[[ EXERCISE DATA open ]]

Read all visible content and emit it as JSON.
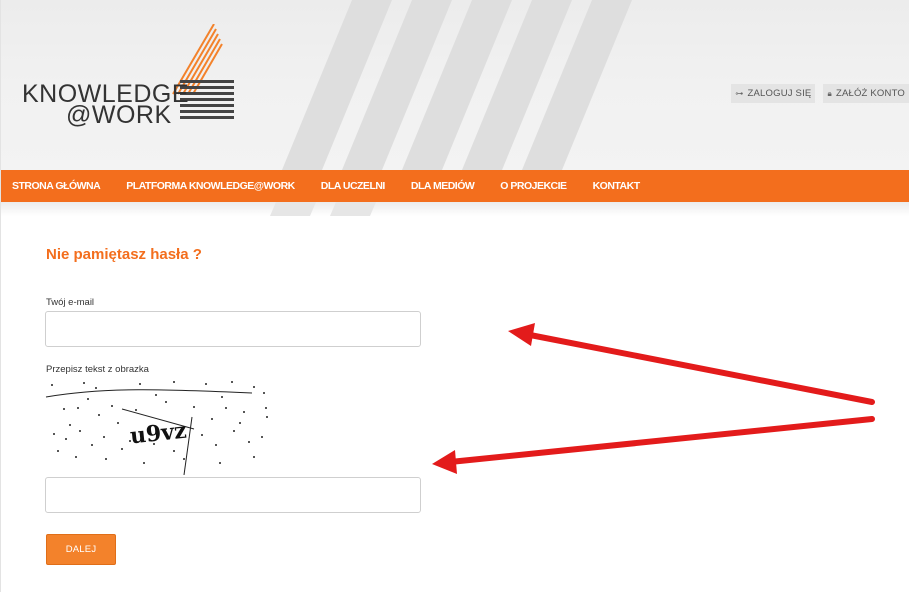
{
  "brand": {
    "line1": "KNOWLEDGE",
    "line2": "@WORK"
  },
  "auth": {
    "login_label": "ZALOGUJ SIĘ",
    "register_label": "ZAŁÓŻ KONTO"
  },
  "nav": {
    "items": [
      {
        "label": "STRONA GŁÓWNA"
      },
      {
        "label": "PLATFORMA KNOWLEDGE@WORK"
      },
      {
        "label": "DLA UCZELNI"
      },
      {
        "label": "DLA MEDIÓW"
      },
      {
        "label": "O PROJEKCIE"
      },
      {
        "label": "KONTAKT"
      }
    ]
  },
  "form": {
    "title": "Nie pamiętasz hasła ?",
    "email_label": "Twój e-mail",
    "email_value": "",
    "captcha_label": "Przepisz tekst z obrazka",
    "captcha_text": "u9vz",
    "captcha_value": "",
    "submit_label": "DALEJ"
  },
  "colors": {
    "accent": "#f36e1d",
    "button": "#f3822b",
    "arrow": "#e31b1b",
    "header_bg": "#efefef"
  },
  "icons": {
    "login": "key-icon",
    "register": "lock-icon"
  }
}
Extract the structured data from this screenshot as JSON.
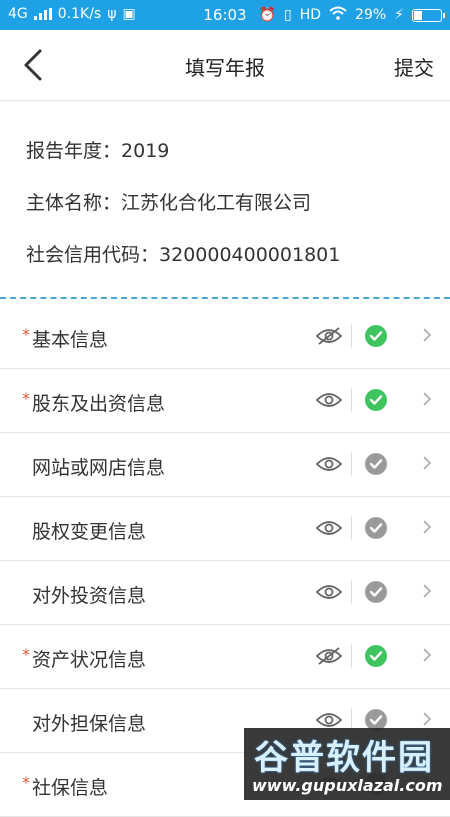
{
  "status_bar": {
    "network": "4G",
    "speed": "0.1K/s",
    "time": "16:03",
    "hd": "HD",
    "battery_percent": "29%",
    "battery_level": 0.29
  },
  "nav": {
    "title": "填写年报",
    "submit_label": "提交"
  },
  "info": {
    "year_label": "报告年度：",
    "year_value": "2019",
    "name_label": "主体名称：",
    "name_value": "江苏化合化工有限公司",
    "code_label": "社会信用代码：",
    "code_value": "320000400001801"
  },
  "sections": [
    {
      "label": "基本信息",
      "required": true,
      "visibility": "hidden",
      "status": "done"
    },
    {
      "label": "股东及出资信息",
      "required": true,
      "visibility": "visible",
      "status": "done"
    },
    {
      "label": "网站或网店信息",
      "required": false,
      "visibility": "visible",
      "status": "pending"
    },
    {
      "label": "股权变更信息",
      "required": false,
      "visibility": "visible",
      "status": "pending"
    },
    {
      "label": "对外投资信息",
      "required": false,
      "visibility": "visible",
      "status": "pending"
    },
    {
      "label": "资产状况信息",
      "required": true,
      "visibility": "hidden",
      "status": "done"
    },
    {
      "label": "对外担保信息",
      "required": false,
      "visibility": "visible",
      "status": "pending"
    },
    {
      "label": "社保信息",
      "required": true,
      "visibility": "visible",
      "status": "pending"
    }
  ],
  "watermark": {
    "line1": "谷普软件园",
    "line2": "www.gupuxlazal.com"
  },
  "colors": {
    "accent": "#1fa1e6",
    "done": "#3ec35f",
    "pending": "#9a9a9a",
    "required_star": "#e0553b"
  }
}
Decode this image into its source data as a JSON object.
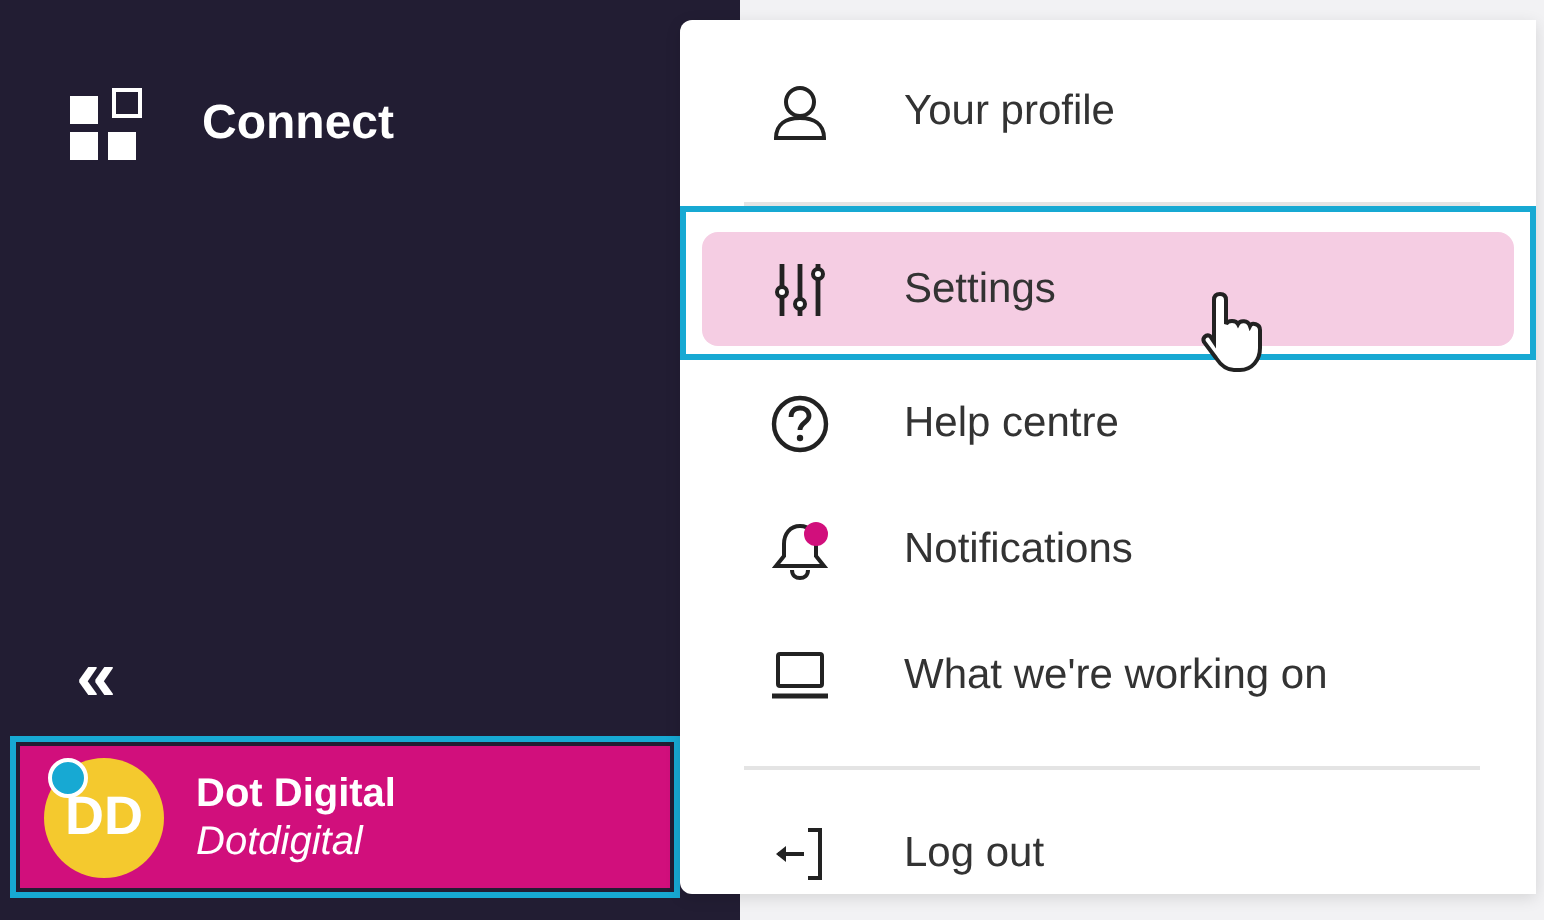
{
  "sidebar": {
    "app_name": "Connect",
    "collapse": "«",
    "profile": {
      "initials": "DD",
      "name": "Dot Digital",
      "organisation": "Dotdigital",
      "color": "#17a9d3",
      "highlighted": true
    }
  },
  "menu": {
    "sections": [
      [
        {
          "label": "Your profile",
          "selected": false,
          "highlighted": false,
          "unread": false
        }
      ],
      [
        {
          "label": "Settings",
          "selected": true,
          "highlighted": true,
          "unread": false
        },
        {
          "label": "Help centre",
          "selected": false,
          "highlighted": false,
          "unread": false
        },
        {
          "label": "Notifications",
          "selected": false,
          "highlighted": false,
          "unread": true
        },
        {
          "label": "What we're working on",
          "selected": false,
          "highlighted": false,
          "unread": false
        }
      ],
      [
        {
          "label": "Log out",
          "selected": false,
          "highlighted": false,
          "unread": false
        }
      ]
    ]
  }
}
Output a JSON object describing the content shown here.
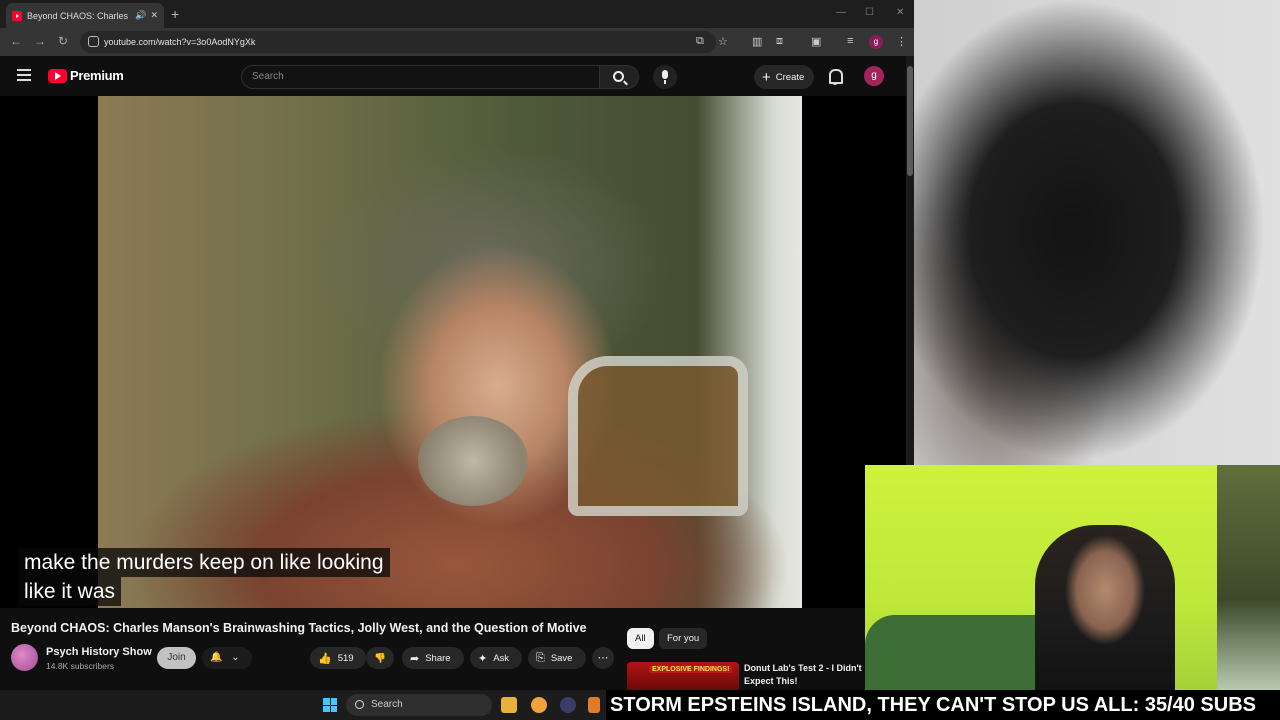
{
  "browser": {
    "tab_title": "Beyond CHAOS: Charles M",
    "url": "youtube.com/watch?v=3o0AodNYgXk",
    "profile_initial": "g"
  },
  "youtube": {
    "brand": "Premium",
    "search_placeholder": "Search",
    "create_label": "Create",
    "avatar_initial": "g"
  },
  "player": {
    "caption_lines": [
      "make the murders keep on like looking",
      "like it was"
    ]
  },
  "video": {
    "title": "Beyond CHAOS: Charles Manson's Brainwashing Tactics, Jolly West, and the Question of Motive",
    "channel_name": "Psych History Show",
    "subscribers": "14.8K subscribers",
    "join_label": "Join",
    "like_count": "519",
    "share_label": "Share",
    "ask_label": "Ask",
    "save_label": "Save"
  },
  "sidebar": {
    "chips": [
      "All",
      "For you"
    ],
    "rec_title": "Donut Lab's Test 2 - I Didn't Expect This!",
    "rec_thumb_text": "EXPLOSIVE FINDINGS!"
  },
  "stream": {
    "ticker": "STORM EPSTEINS ISLAND, THEY CAN'T STOP US ALL: 35/40 SUBS"
  },
  "taskbar": {
    "search_label": "Search"
  },
  "colors": {
    "yt_red": "#ff0033",
    "dark_bg": "#0f0f0f",
    "green_screen": "#cdf23c"
  }
}
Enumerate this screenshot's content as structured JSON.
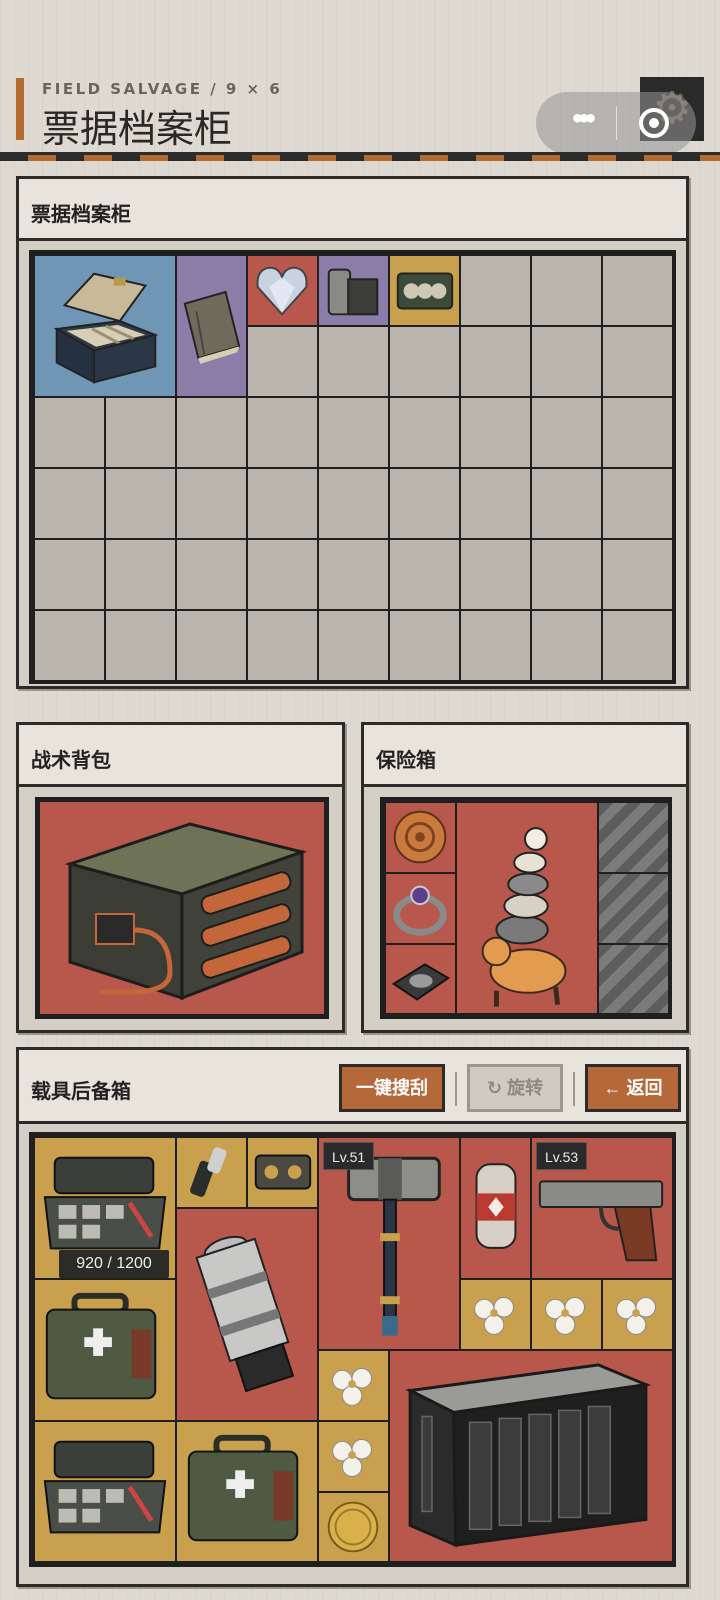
{
  "header": {
    "subtitle": "FIELD SALVAGE / 9 × 6",
    "title": "票据档案柜",
    "menu_glyph": "•••",
    "settings_icon": "gear-icon"
  },
  "ticket_cabinet": {
    "title": "票据档案柜",
    "columns": 9,
    "rows": 6,
    "items": [
      {
        "name": "jewelry-box",
        "rarity": "blue"
      },
      {
        "name": "old-notebook",
        "rarity": "purple"
      },
      {
        "name": "diamond-heart",
        "rarity": "red"
      },
      {
        "name": "metal-canister",
        "rarity": "purple"
      },
      {
        "name": "film-reel-case",
        "rarity": "gold"
      }
    ]
  },
  "backpack": {
    "title": "战术背包",
    "item": {
      "name": "battery-pack",
      "rarity": "red"
    }
  },
  "safe_box": {
    "title": "保险箱",
    "items": [
      {
        "name": "mooncake",
        "rarity": "red"
      },
      {
        "name": "gem-ring",
        "rarity": "red"
      },
      {
        "name": "hard-drive",
        "rarity": "red"
      },
      {
        "name": "stacked-cats",
        "rarity": "red"
      }
    ],
    "locked_slots": 3
  },
  "trunk": {
    "title": "载具后备箱",
    "buttons": {
      "search_all": "一键搜刮",
      "rotate": "旋转",
      "back": "返回"
    },
    "durability": "920 / 1200",
    "hammer_level": "Lv.51",
    "pistol_level": "Lv.53",
    "items": [
      {
        "name": "tool-case",
        "rarity": "gold"
      },
      {
        "name": "flashlight-bundle",
        "rarity": "gold"
      },
      {
        "name": "tape-deck",
        "rarity": "gold"
      },
      {
        "name": "war-hammer",
        "rarity": "red"
      },
      {
        "name": "medicine-capsule",
        "rarity": "red"
      },
      {
        "name": "pistol",
        "rarity": "red"
      },
      {
        "name": "turbine-engine",
        "rarity": "red"
      },
      {
        "name": "flower",
        "rarity": "gold"
      },
      {
        "name": "medical-kit",
        "rarity": "gold"
      },
      {
        "name": "server-nas",
        "rarity": "red"
      },
      {
        "name": "gold-coin",
        "rarity": "gold"
      }
    ]
  },
  "colors": {
    "accent": "#b56a32",
    "rarity_blue": "#6f96b5",
    "rarity_purple": "#8b7da8",
    "rarity_red": "#b8574c",
    "rarity_gold": "#c9a04e"
  }
}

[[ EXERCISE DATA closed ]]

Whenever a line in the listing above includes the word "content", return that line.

FINAL ANSWER:
Read all visible content and emit it as JSON.
Output a JSON object describing the content shown here.
Enumerate this screenshot's content as structured JSON.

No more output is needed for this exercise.